Supplied material: Begin

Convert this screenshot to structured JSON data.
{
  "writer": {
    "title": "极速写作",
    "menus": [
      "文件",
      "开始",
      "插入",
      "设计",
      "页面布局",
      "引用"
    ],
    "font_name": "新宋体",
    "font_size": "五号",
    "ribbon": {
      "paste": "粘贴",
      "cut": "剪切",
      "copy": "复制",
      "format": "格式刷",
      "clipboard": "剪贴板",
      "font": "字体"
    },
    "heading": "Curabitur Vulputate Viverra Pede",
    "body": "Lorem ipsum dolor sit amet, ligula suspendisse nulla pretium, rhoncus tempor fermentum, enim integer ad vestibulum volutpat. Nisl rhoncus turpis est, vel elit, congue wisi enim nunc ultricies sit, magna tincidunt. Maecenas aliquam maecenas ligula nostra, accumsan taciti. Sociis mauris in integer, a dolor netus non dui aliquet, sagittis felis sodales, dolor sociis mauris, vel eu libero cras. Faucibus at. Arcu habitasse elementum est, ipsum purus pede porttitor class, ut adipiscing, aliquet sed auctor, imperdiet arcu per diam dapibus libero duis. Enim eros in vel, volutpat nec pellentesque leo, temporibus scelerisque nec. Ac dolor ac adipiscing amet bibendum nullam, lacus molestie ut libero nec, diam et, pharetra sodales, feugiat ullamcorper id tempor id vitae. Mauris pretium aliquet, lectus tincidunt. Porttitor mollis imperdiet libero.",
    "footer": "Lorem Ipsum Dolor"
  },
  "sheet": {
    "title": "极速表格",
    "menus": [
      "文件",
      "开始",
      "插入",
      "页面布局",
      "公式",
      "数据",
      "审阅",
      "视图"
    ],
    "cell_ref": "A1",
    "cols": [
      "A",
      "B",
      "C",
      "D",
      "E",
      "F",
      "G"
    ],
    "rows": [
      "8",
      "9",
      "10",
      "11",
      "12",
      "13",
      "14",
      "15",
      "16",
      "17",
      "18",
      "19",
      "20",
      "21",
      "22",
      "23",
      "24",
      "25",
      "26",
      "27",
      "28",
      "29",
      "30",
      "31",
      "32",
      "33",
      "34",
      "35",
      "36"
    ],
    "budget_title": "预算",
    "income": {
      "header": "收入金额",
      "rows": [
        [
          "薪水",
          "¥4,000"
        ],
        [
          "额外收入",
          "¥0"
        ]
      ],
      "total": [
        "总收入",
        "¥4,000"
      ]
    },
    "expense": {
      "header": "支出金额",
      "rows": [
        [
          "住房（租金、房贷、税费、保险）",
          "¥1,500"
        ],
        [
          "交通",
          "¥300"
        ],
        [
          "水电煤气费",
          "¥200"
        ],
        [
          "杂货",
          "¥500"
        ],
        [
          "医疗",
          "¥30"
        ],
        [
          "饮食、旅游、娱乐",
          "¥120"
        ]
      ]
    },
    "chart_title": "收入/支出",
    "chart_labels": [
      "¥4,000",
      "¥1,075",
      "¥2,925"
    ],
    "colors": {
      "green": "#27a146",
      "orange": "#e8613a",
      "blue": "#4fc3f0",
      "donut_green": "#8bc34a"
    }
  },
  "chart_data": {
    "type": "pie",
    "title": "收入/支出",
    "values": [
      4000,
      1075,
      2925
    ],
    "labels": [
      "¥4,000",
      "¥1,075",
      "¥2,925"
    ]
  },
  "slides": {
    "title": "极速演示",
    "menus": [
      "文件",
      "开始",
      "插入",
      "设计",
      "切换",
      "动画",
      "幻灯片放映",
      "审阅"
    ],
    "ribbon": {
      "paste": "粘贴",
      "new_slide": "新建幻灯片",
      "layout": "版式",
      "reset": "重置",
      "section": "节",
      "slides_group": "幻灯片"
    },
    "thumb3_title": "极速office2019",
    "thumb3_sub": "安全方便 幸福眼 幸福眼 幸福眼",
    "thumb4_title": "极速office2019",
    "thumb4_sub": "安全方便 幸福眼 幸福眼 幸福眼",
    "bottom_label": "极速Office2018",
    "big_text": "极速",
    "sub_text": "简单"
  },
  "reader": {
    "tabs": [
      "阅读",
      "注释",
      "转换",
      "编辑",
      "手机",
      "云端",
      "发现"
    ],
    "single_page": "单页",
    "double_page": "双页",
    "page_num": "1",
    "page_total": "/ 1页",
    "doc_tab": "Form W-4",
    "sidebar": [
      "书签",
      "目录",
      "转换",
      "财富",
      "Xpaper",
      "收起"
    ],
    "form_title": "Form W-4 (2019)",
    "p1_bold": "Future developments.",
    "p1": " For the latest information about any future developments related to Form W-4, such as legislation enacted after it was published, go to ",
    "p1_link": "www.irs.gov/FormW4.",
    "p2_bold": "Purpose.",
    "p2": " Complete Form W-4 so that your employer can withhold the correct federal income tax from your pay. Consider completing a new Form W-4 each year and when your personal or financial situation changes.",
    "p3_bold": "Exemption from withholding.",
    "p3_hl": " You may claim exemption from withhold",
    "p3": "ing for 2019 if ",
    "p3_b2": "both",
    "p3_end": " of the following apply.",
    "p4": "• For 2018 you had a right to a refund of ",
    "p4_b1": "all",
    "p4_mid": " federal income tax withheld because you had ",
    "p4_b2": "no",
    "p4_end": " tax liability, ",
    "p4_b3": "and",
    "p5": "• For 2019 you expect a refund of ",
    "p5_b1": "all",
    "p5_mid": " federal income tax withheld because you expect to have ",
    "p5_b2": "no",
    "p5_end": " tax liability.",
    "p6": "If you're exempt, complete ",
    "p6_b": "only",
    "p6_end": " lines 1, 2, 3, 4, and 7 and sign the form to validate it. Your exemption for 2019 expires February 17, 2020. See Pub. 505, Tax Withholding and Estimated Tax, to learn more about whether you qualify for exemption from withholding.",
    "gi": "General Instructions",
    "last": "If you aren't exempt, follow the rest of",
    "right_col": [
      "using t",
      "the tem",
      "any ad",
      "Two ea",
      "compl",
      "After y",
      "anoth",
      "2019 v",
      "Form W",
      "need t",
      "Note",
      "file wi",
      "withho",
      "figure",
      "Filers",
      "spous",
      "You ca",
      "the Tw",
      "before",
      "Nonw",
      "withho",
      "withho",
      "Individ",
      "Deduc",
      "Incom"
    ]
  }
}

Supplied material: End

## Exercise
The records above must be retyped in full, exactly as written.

## Exercise response
Convert this screenshot to structured JSON data.
{
  "writer": {
    "title": "极速写作",
    "menus": [
      "文件",
      "开始",
      "插入",
      "设计",
      "页面布局",
      "引用"
    ],
    "font_name": "新宋体",
    "font_size": "五号",
    "ribbon": {
      "paste": "粘贴",
      "cut": "剪切",
      "copy": "复制",
      "format": "格式刷",
      "clipboard": "剪贴板",
      "font": "字体"
    },
    "heading": "Curabitur Vulputate Viverra Pede",
    "body": "Lorem ipsum dolor sit amet, ligula suspendisse nulla pretium, rhoncus tempor fermentum, enim integer ad vestibulum volutpat. Nisl rhoncus turpis est, vel elit, congue wisi enim nunc ultricies sit, magna tincidunt. Maecenas aliquam maecenas ligula nostra, accumsan taciti. Sociis mauris in integer, a dolor netus non dui aliquet, sagittis felis sodales, dolor sociis mauris, vel eu libero cras. Faucibus at. Arcu habitasse elementum est, ipsum purus pede porttitor class, ut adipiscing, aliquet sed auctor, imperdiet arcu per diam dapibus libero duis. Enim eros in vel, volutpat nec pellentesque leo, temporibus scelerisque nec. Ac dolor ac adipiscing amet bibendum nullam, lacus molestie ut libero nec, diam et, pharetra sodales, feugiat ullamcorper id tempor id vitae. Mauris pretium aliquet, lectus tincidunt. Porttitor mollis imperdiet libero.",
    "footer": "Lorem Ipsum Dolor"
  },
  "sheet": {
    "title": "极速表格",
    "menus": [
      "文件",
      "开始",
      "插入",
      "页面布局",
      "公式",
      "数据",
      "审阅",
      "视图"
    ],
    "cell_ref": "A1",
    "cols": [
      "A",
      "B",
      "C",
      "D",
      "E",
      "F",
      "G"
    ],
    "rows": [
      "8",
      "9",
      "10",
      "11",
      "12",
      "13",
      "14",
      "15",
      "16",
      "17",
      "18",
      "19",
      "20",
      "21",
      "22",
      "23",
      "24",
      "25",
      "26",
      "27",
      "28",
      "29",
      "30",
      "31",
      "32",
      "33",
      "34",
      "35",
      "36"
    ],
    "budget_title": "预算",
    "income": {
      "header": "收入金额",
      "rows": [
        [
          "薪水",
          "¥4,000"
        ],
        [
          "额外收入",
          "¥0"
        ]
      ],
      "total": [
        "总收入",
        "¥4,000"
      ]
    },
    "expense": {
      "header": "支出金额",
      "rows": [
        [
          "住房（租金、房贷、税费、保险）",
          "¥1,500"
        ],
        [
          "交通",
          "¥300"
        ],
        [
          "水电煤气费",
          "¥200"
        ],
        [
          "杂货",
          "¥500"
        ],
        [
          "医疗",
          "¥30"
        ],
        [
          "饮食、旅游、娱乐",
          "¥120"
        ]
      ]
    },
    "chart_title": "收入/支出",
    "chart_labels": [
      "¥4,000",
      "¥1,075",
      "¥2,925"
    ],
    "colors": {
      "green": "#27a146",
      "orange": "#e8613a",
      "blue": "#4fc3f0",
      "donut_green": "#8bc34a"
    }
  },
  "chart_data": {
    "type": "pie",
    "title": "收入/支出",
    "values": [
      4000,
      1075,
      2925
    ],
    "labels": [
      "¥4,000",
      "¥1,075",
      "¥2,925"
    ]
  },
  "slides": {
    "title": "极速演示",
    "menus": [
      "文件",
      "开始",
      "插入",
      "设计",
      "切换",
      "动画",
      "幻灯片放映",
      "审阅"
    ],
    "ribbon": {
      "paste": "粘贴",
      "new_slide": "新建幻灯片",
      "layout": "版式",
      "reset": "重置",
      "section": "节",
      "slides_group": "幻灯片"
    },
    "thumb3_title": "极速office2019",
    "thumb3_sub": "安全方便 幸福眼 幸福眼 幸福眼",
    "thumb4_title": "极速office2019",
    "thumb4_sub": "安全方便 幸福眼 幸福眼 幸福眼",
    "bottom_label": "极速Office2018",
    "big_text": "极速",
    "sub_text": "简单"
  },
  "reader": {
    "tabs": [
      "阅读",
      "注释",
      "转换",
      "编辑",
      "手机",
      "云端",
      "发现"
    ],
    "single_page": "单页",
    "double_page": "双页",
    "page_num": "1",
    "page_total": "/ 1页",
    "doc_tab": "Form W-4",
    "sidebar": [
      "书签",
      "目录",
      "转换",
      "财富",
      "Xpaper",
      "收起"
    ],
    "form_title": "Form W-4 (2019)",
    "p1_bold": "Future developments.",
    "p1": " For the latest information about any future developments related to Form W-4, such as legislation enacted after it was published, go to ",
    "p1_link": "www.irs.gov/FormW4.",
    "p2_bold": "Purpose.",
    "p2": " Complete Form W-4 so that your employer can withhold the correct federal income tax from your pay. Consider completing a new Form W-4 each year and when your personal or financial situation changes.",
    "p3_bold": "Exemption from withholding.",
    "p3_hl": " You may claim exemption from withhold",
    "p3": "ing for 2019 if ",
    "p3_b2": "both",
    "p3_end": " of the following apply.",
    "p4": "• For 2018 you had a right to a refund of ",
    "p4_b1": "all",
    "p4_mid": " federal income tax withheld because you had ",
    "p4_b2": "no",
    "p4_end": " tax liability, ",
    "p4_b3": "and",
    "p5": "• For 2019 you expect a refund of ",
    "p5_b1": "all",
    "p5_mid": " federal income tax withheld because you expect to have ",
    "p5_b2": "no",
    "p5_end": " tax liability.",
    "p6": "If you're exempt, complete ",
    "p6_b": "only",
    "p6_end": " lines 1, 2, 3, 4, and 7 and sign the form to validate it. Your exemption for 2019 expires February 17, 2020. See Pub. 505, Tax Withholding and Estimated Tax, to learn more about whether you qualify for exemption from withholding.",
    "gi": "General Instructions",
    "last": "If you aren't exempt, follow the rest of",
    "right_col": [
      "using t",
      "the tem",
      "any ad",
      "Two ea",
      "compl",
      "After y",
      "anoth",
      "2019 v",
      "Form W",
      "need t",
      "Note",
      "file wi",
      "withho",
      "figure",
      "Filers",
      "spous",
      "You ca",
      "the Tw",
      "before",
      "Nonw",
      "withho",
      "withho",
      "Individ",
      "Deduc",
      "Incom"
    ]
  }
}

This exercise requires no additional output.